Posts Tagged ‘Blaise Pascal’

Do you want to be happy? It’s not a trick question. I’ll give you a hint. The answer begins with y and ends in e s.

Blaise Pascal, the mathematician and Christian philosopher, put it this way:

All men seek happiness. This is without exception. Whatever different means they employ, they all tend to this end. The cause of some going to war, and of others avoiding it, is the same desire in both, attended with different views. The will never takes the least step but to this object. This is the motive of every action of every man, even of those who hang themselves

The interesting thing is that you’ll see that Pascal doesn’t judge this desire for happiness. It is simply something that is, a basic condition of man. If we’re human, our quest for happiness is a part of everything we do.

We all have to face the question of what this pursuit of happiness means, sooner or later, and I’ve had to face it in a particular way myself. In 1992 I woke up one Saturday morning with a strange pain between my shoulders which I couldn’t get rid of. I started to feel really sick and gradually weaker and weaker. I was rushed off to hospital but they could do nothing. My last memory of that day was being wheeled somewhere in a rush on a hospital bed while a nurse frantically pumped air into my lungs. When I woke up three days later, everything had changed completely.

This, then, was the issue I faced after that: could I be happy, after all that had happened? What are the things in which I found my happiness and were they now forever out of reach?

What became clear was this: there must be something deeper that offers happiness beyond stuff and mere physical gratification. The road to happiness is only a dead end if it can’t lead there no matter what the circumstances. CS Lewis expressed it well when he said:

…it would seem that Our Lord finds our desires not too strong, but too weak. We are half-hearted creatures, fooling about with drink and sex and ambition when infinite joy is offered us, like an ignorant child who wants to go on making mud pies in a slum because he cannot imagine what is meant by the offer of a holiday at the sea.

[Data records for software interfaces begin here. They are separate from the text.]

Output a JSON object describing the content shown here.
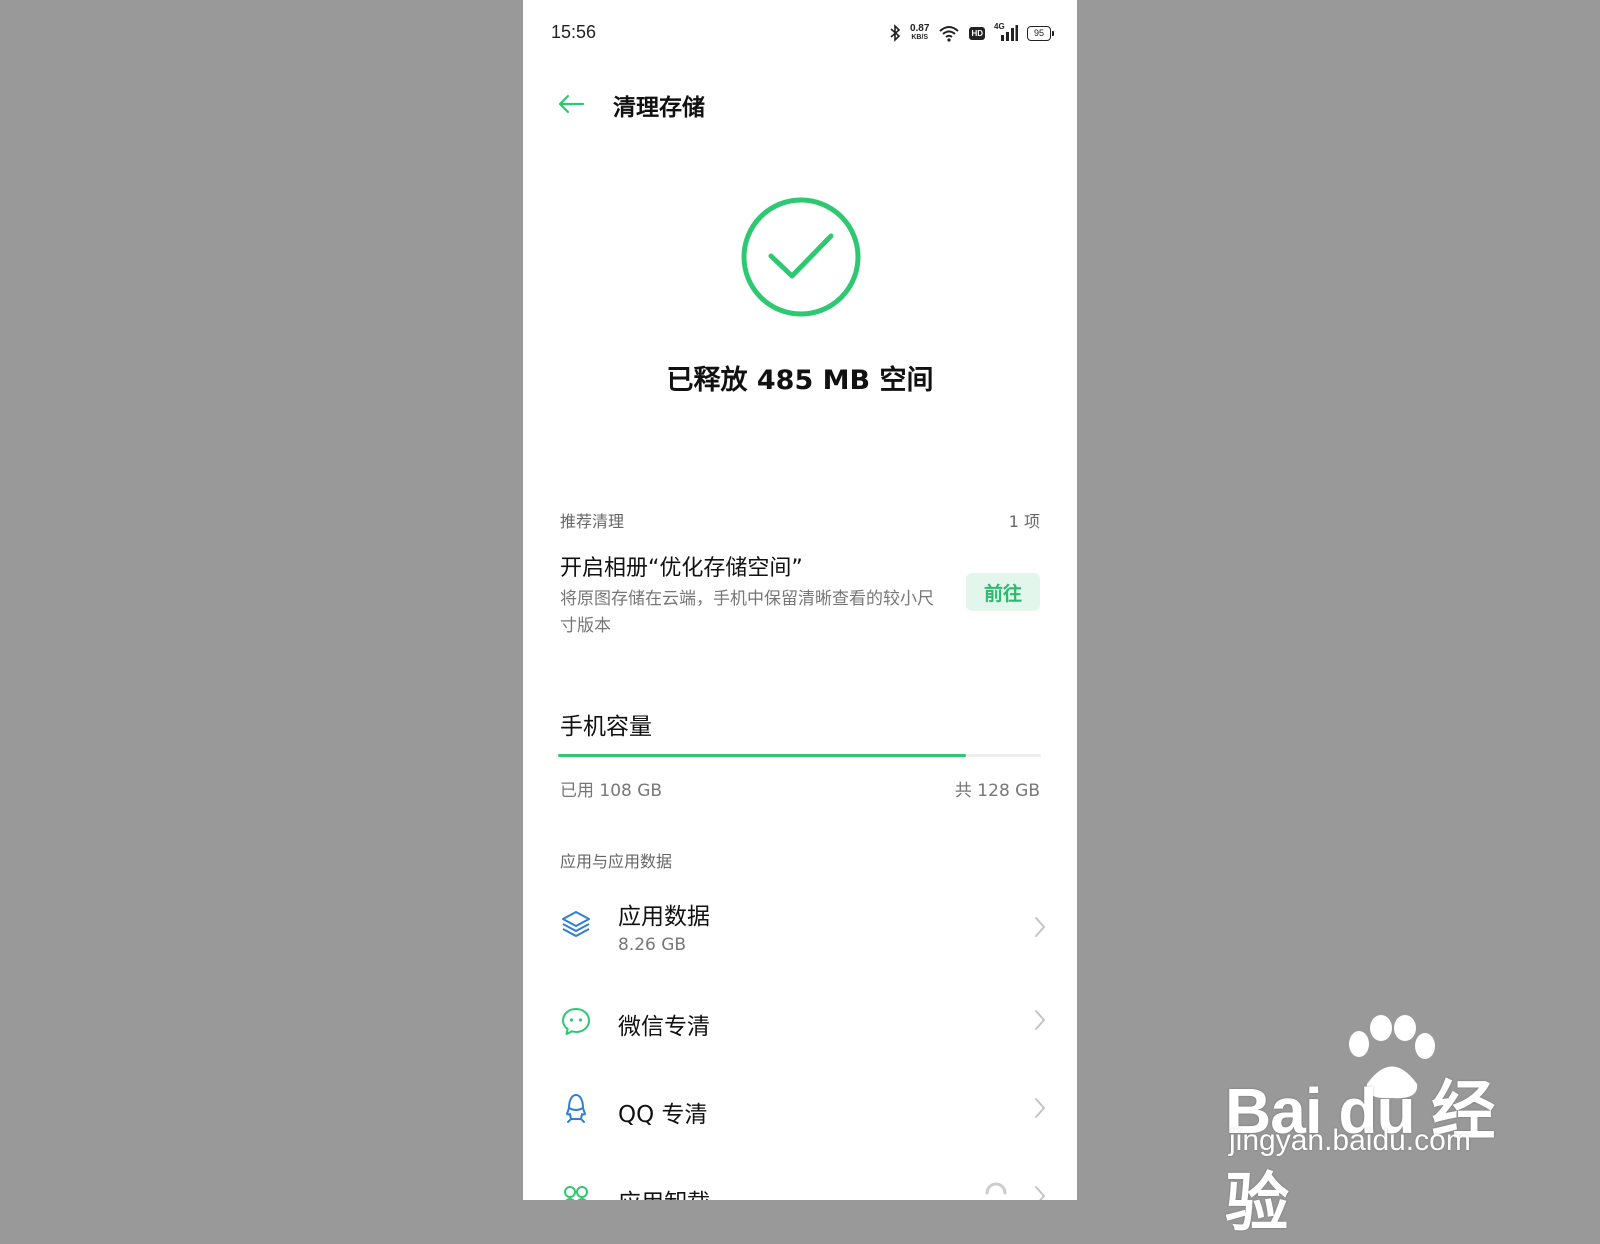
{
  "status_bar": {
    "time": "15:56",
    "net_speed_value": "0.87",
    "net_speed_unit": "KB/S",
    "hd_label": "HD",
    "network_type": "4G",
    "battery": "95",
    "icons": [
      "bluetooth-icon",
      "wifi-icon",
      "hd-icon",
      "signal-4g-icon",
      "battery-icon"
    ]
  },
  "header": {
    "back_icon": "back-arrow-icon",
    "title": "清理存储"
  },
  "result": {
    "icon": "check-circle-icon",
    "message": "已释放 485 MB 空间"
  },
  "recommendation": {
    "section_label": "推荐清理",
    "count": "1 项",
    "title": "开启相册“优化存储空间”",
    "description": "将原图存储在云端，手机中保留清晰查看的较小尺寸版本",
    "action_label": "前往"
  },
  "capacity": {
    "title": "手机容量",
    "used_label": "已用 108 GB",
    "total_label": "共 128 GB",
    "used_gb": 108,
    "total_gb": 128
  },
  "apps_section": {
    "label": "应用与应用数据",
    "items": [
      {
        "icon": "layers-icon",
        "label": "应用数据",
        "sub": "8.26 GB"
      },
      {
        "icon": "wechat-icon",
        "label": "微信专清"
      },
      {
        "icon": "qq-icon",
        "label": "QQ 专清"
      },
      {
        "icon": "app-uninstall-icon",
        "label": "应用卸载"
      }
    ]
  },
  "watermark": {
    "brand": "Bai du 经验",
    "url": "jingyan.baidu.com"
  },
  "colors": {
    "accent": "#2ec872",
    "accent_bg": "#e3f6ec",
    "icon_blue": "#2f7fd6",
    "page_bg": "#999999"
  }
}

We are far too easily pleased.

This is the crux of it. Our desire for happiness, if we admit it, is a deep and demanding thing, but we habitually make it something light. We are far too easily pleased. The things and people we look for happiness in are by their nature finite and temporary. The only way they can give happiness is if we allow ourselves to be far too easily pleased, if we cheapen our pursuit of happiness.

But if we allow ourselves to long for a deeper happiness, then we must be looking for something that is infinitely more than things or people or ideas or philosophies. When we search for the infinite and the true, we search for God.

This kind of longing for happiness, and the way it is met, was recognised by the psalmists writing long ago. “In your presence”, they wrote, “is fullness of joy and at your right hand are eternal pleasures”. “A single day in your courts”, they said, “is better than a thousand anywhere else”. The bible is stuffed full of promises of happiness when we look for it in the inexhaustible God.

But we soon see that we have a problem when we seek God to find happiness. It’s as though life is divided into two sides. On the one side we find ourselves, others and all our stuff – the “me” side. On the other, the “not-me” side, is the inexhaustible God. Between the two there exists a gulf, an unbridgeable divide. Not only is God beyond our reach and understanding just by being God, but we find ourselves locked into our “me” side by our behaviour, by our cheap and too easily satisfied happiness. All of this is our sin and it makes that gulf un-crossable. But there is a solution.

The solution is found in Jesus Christ, the Son of God. The Father knew that we could not reach simply by our own efforts, and so Jesus came to earth to change everything. The Word of God became flesh and lived amongst men as a historical reality. First, He showed us in a real and concrete way who God is – “If you have seen me”, He said, “you have seen the Father. I and the Father are one”. And he told us what the deepest and truest kind of happiness was – “This is eternal life”, He said, “that they should know you, the only true God, and Jesus Christ, the One You sent to earth”.

Then He died for our sin, for all the ways we were locked into the “me”, and He put Himself across that unbridgeable gulf to reconcile us to God. He set us free. And finally, to show that His words were not just empty promises or pretty ramblings, he rose from the dead three days after being crucified, proving that everything He had said was true. He did for us what we could not and cannot do ourselves, so that we need only receive that and believe in Him to have access again to the inexhaustible God.

We have to realise also that this invitation to happiness is not just an offer, it’s an imperative. God holds all things together and every good gift comes from Him, which means that everything we find happiness in now is just an echo of Him anyway. If we ignore the imperative, at the end the gulf between us and Him will become permanent, and then there will be no way to find any happiness at all. We will have only the desire and nothing to satisfy it with, even the cheap things that we look to now.

Ultimately, then, there is happiness to be found no matter what your circumstances and this is the challenge with which we are faced. Our desire for happiness is real, essential and deep, though we blunt it by being far too easily pleased. Will we give it full rein, to the point that we realise that it can only be met in God, and accept His solution for being able to reach Him – Jesus Christ? What will we do?